Welcome to the new mitchmen blog

Welcome to mitchmen, home of Mitchell's Gay Art.
(with no connection to Michael Mitchell!)

This is my gateway site. I only post occasionally here, usually pictures in praise of male beauty, strictly vanilla,
but in the sidebar you can connect to my two more adventurous posting sites
- my blog (where I show some of my pictures and pay tribute to artists and images that excite me)
- my Yahoo! Group (where you can see my latest pictures and stories and join my mailing list).

There's also a link in the sidebar here to a small gallery of vanilla drawings by me (Mitchell) (gallery last updated Feb 2019).
If you have problems with the link please read this notice.

I welcome comments from visitors but please keep it clean!

Thank you for your interest and support.
Mitchell (Oct 2018).

Monday, 21 November 2011

High Waisted Trousers

Man eating an apple

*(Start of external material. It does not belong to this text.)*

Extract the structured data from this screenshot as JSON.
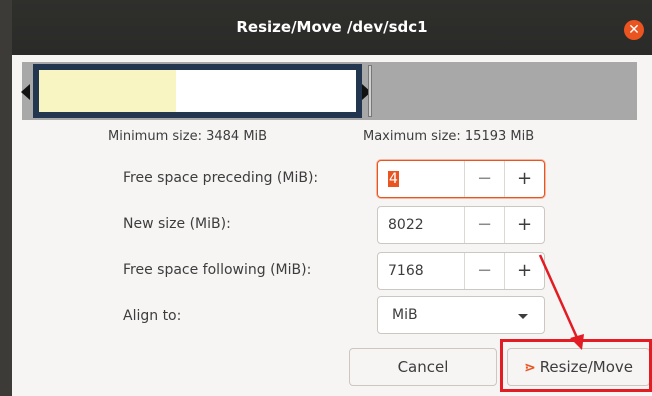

My latest series at the Yahoo! Group (see sidebar) is a fairly old work and features fashions from the 70's such as the sort of trousers shown here. I stumbled across this picture just a few days ago. I don't know the vintage but it shows an exceedingly high waist line which accentuates this man's trim midsection. It's a style somewhat reminiscent of Navy trousers though this outfit puts me in mind of fairground workers for some reason. It's also a striking example of the ability of the humble shirt to showcase muscular arms which would look far less impressive in a topless shot.

Addendum Dec 2011: My readers have identified this model as Steeve Reeves, no less,
 auditioning for 'Lil Abner. More at Born Again Redneck


Anonymous said...

That is a theatrical costume for the lead character from the 1950s-era musical "Lil' Abner," based on the comic strip.

Anonymous said...

This is a theatrical still of Steve Reeves in the title role for the Broadway run. Although his height is obscured by the pose, the figure is over six feet tall. The style of pants mimics the comic strip details from the Lit'l Abner series that circulated weekly throughout most of the U.S. when daily printed newspapers were the norm.